◆ Instructions for the task
Would you copy each line of the data below that has "placeholder"?

◆ The input
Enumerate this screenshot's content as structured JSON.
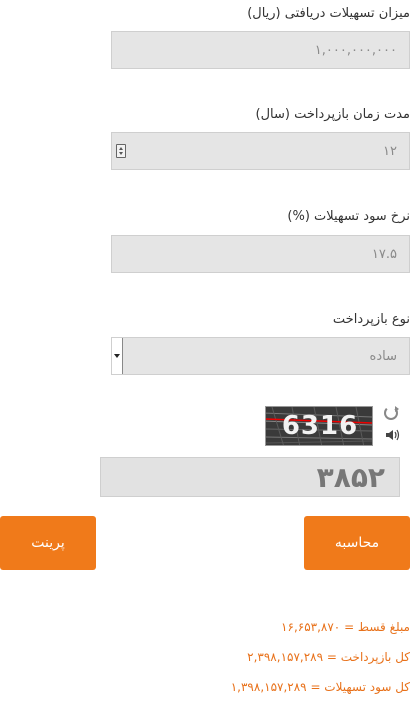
{
  "fields": {
    "amount_label": "میزان تسهیلات دریافتی (ریال)",
    "amount_value": "۱,۰۰۰,۰۰۰,۰۰۰",
    "duration_label": "مدت زمان بازپرداخت (سال)",
    "duration_value": "۱۲",
    "rate_label": "نرخ سود تسهیلات (%)",
    "rate_value": "۱۷.۵",
    "type_label": "نوع بازپرداخت",
    "type_value": "ساده"
  },
  "captcha": {
    "image_text": "6316",
    "input_value": "۳۸۵۲"
  },
  "buttons": {
    "calculate": "محاسبه",
    "print": "پرینت"
  },
  "results": {
    "installment": "مبلغ قسط = ۱۶,۶۵۳,۸۷۰",
    "total_payment": "کل بازپرداخت = ۲,۳۹۸,۱۵۷,۲۸۹",
    "total_interest": "کل سود تسهیلات = ۱,۳۹۸,۱۵۷,۲۸۹"
  },
  "colors": {
    "accent": "#f07a1a",
    "result_text": "#e8711a",
    "field_bg": "#e5e5e5"
  }
}
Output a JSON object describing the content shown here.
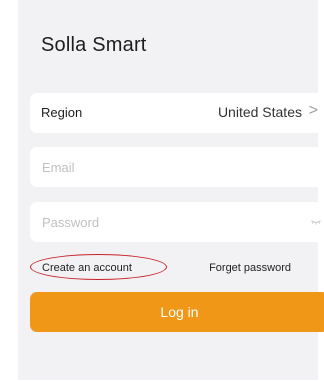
{
  "app": {
    "title": "Solla Smart"
  },
  "region": {
    "label": "Region",
    "value": "United States",
    "chevron": ">"
  },
  "email": {
    "placeholder": "Email",
    "value": ""
  },
  "password": {
    "placeholder": "Password",
    "value": "",
    "toggle_icon": "eye-closed-icon"
  },
  "links": {
    "create_account": "Create an account",
    "forget_password": "Forget password"
  },
  "login": {
    "label": "Log in"
  },
  "colors": {
    "accent": "#f19718",
    "highlight_circle": "#c8202a",
    "panel_bg": "#f2f2f4"
  }
}
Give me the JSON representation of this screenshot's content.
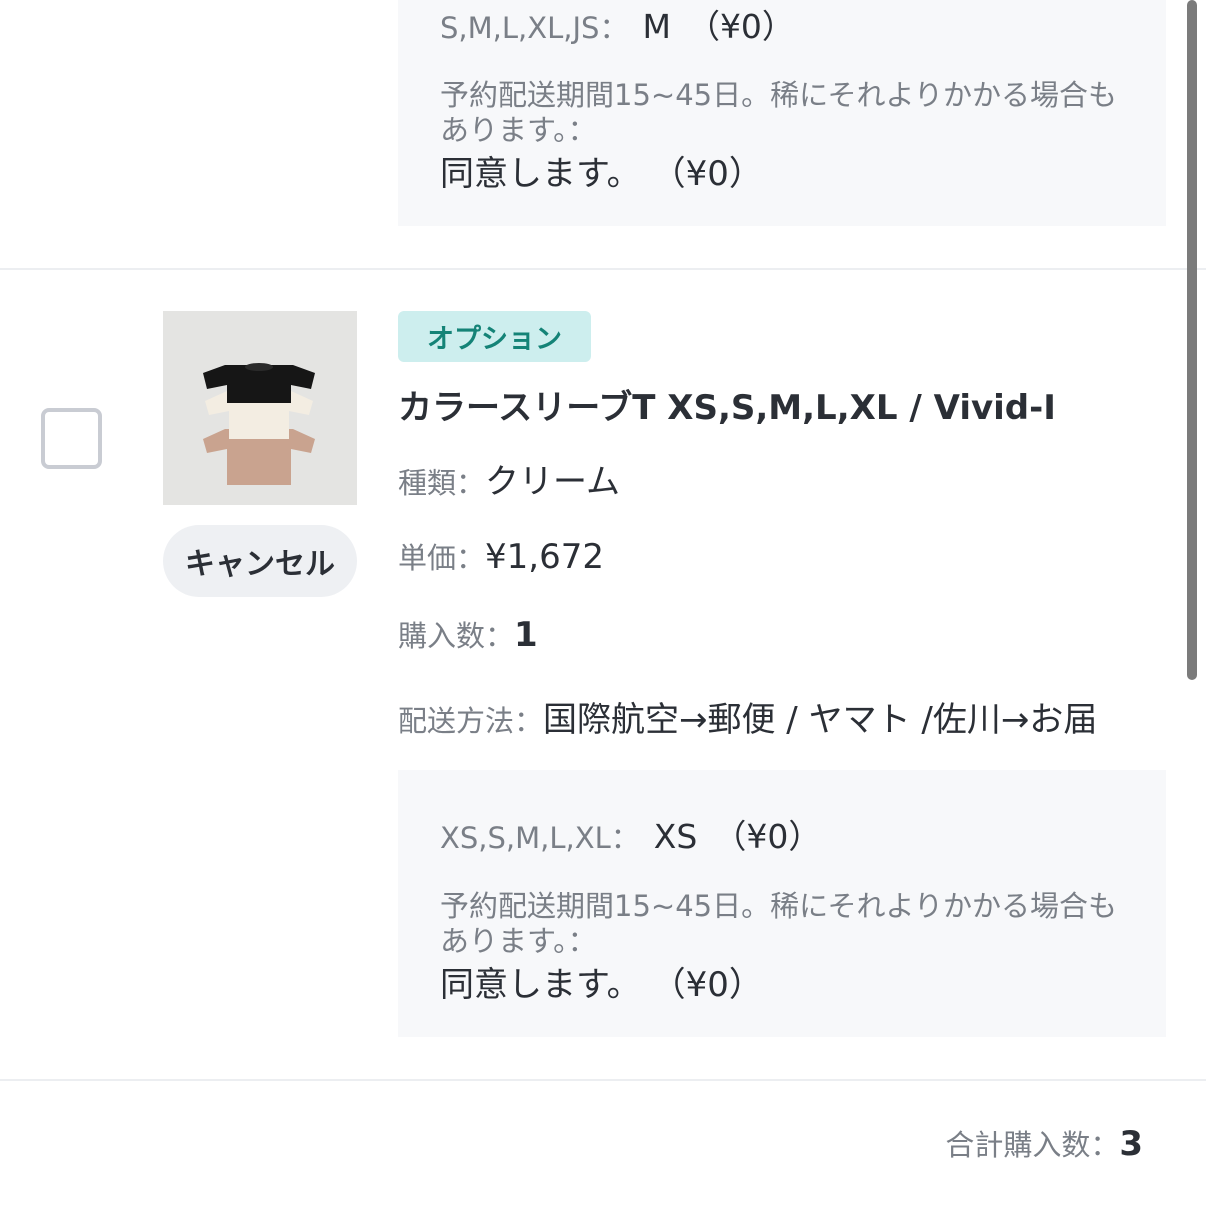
{
  "previous_item": {
    "option_label": "S,M,L,XL,JS：",
    "option_value": "M",
    "option_price": "（¥0）",
    "note": "予約配送期間15~45日。稀にそれよりかかる場合もあります。：",
    "agree_value": "同意します。",
    "agree_price": "（¥0）"
  },
  "item": {
    "badge": "オプション",
    "name": "カラースリーブT XS,S,M,L,XL / Vivid-I",
    "cancel_label": "キャンセル",
    "type_label": "種類：",
    "type_value": "クリーム",
    "price_label": "単価：",
    "price_value": "¥1,672",
    "qty_label": "購入数：",
    "qty_value": "1",
    "shipping_label": "配送方法：",
    "shipping_value": "国際航空→郵便 / ヤマト /佐川→お届",
    "option_label": "XS,S,M,L,XL：",
    "option_value": "XS",
    "option_price": "（¥0）",
    "note": "予約配送期間15~45日。稀にそれよりかかる場合もあります。：",
    "agree_value": "同意します。",
    "agree_price": "（¥0）"
  },
  "summary": {
    "total_label": "合計購入数：",
    "total_value": "3"
  },
  "colors": {
    "badge_bg": "#cdeeee",
    "badge_text": "#148377",
    "option_bg": "#f7f8fa"
  }
}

◆ Worked solution
    "placeholder": "Email",
    "placeholder": "Password",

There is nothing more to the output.